Stoves are important in everyday life; however, selecting the perfect stove for your own household can be a bit troublesome, what with the variety of options available to homeowners. While gas stoves have gained popularity due to their advantages, they also have some disadvantages to consider.
Convenience and Cleaning
Gas stoves are convenient to use. They are quick and easy to start, firing up immediately when you turn them on. Unlike wood and pellet stoves, gas ranges don't need thorough cleaning. Wiping the sides of the burners after every use or even at a certain interval is enough to keep the gas stove clean.
Since you adjust the fire produced by a gas stove with the turn of a knob, changing the heat temperature is more controllable and precise compared to doing so with an electric stove. Many electric stoves only have the low, medium and high temperature settings, and therefore can be more difficult to use for cooking.
Gas stoves are powered by natural gas or propane and do not need electricity to produce fire. The gas normally lasts for a long period of time depending on the frequency of stove usage.

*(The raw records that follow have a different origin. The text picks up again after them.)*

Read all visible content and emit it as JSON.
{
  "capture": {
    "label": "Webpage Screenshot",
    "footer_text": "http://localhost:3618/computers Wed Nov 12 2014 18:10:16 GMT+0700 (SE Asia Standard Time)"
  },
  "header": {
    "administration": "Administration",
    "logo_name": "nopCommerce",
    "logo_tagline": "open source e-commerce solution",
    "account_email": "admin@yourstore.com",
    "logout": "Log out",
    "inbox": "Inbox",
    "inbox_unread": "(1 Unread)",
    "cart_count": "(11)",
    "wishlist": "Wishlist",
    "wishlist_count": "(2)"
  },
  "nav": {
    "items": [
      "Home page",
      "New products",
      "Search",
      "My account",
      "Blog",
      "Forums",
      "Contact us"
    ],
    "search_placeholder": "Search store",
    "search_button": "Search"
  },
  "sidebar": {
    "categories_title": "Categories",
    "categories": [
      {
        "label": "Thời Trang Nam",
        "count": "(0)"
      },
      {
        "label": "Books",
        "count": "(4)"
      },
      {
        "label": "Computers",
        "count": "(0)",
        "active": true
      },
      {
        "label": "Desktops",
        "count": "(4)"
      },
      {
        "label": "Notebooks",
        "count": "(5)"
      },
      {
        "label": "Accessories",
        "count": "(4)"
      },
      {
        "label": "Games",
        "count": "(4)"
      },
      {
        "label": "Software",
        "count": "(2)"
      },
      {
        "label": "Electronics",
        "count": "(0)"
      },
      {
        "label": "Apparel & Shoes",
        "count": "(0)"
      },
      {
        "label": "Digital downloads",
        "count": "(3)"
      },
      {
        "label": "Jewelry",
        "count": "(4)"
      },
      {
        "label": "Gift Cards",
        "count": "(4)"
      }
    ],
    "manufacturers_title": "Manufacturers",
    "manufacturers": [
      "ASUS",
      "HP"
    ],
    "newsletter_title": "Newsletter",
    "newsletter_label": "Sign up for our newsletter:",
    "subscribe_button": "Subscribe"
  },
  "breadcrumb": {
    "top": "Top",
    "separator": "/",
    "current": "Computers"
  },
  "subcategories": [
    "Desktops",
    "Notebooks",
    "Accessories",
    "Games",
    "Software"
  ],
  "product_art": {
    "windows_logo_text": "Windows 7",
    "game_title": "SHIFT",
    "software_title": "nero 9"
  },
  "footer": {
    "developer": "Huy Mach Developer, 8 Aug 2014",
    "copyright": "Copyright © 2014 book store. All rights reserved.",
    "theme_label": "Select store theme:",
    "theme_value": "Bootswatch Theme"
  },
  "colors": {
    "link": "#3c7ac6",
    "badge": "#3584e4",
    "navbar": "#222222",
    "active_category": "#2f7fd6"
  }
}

Pellet and electric stoves need electricity to function, which has a greater operating cost.
Since gas stoves don't operate on electricity, you can still use them to cook--even if the power is out.
While cleaning is not a problem for gas ranges, safety is of great concern. Gas stoves need to be checked from time to time to make sure that there are no gas leaks, which can potentially cause unexpected fires.
Gas ranges are heavy and occupy space. They don't have portable versions, which exist for other types of stoves, such as ones that operate on electricity.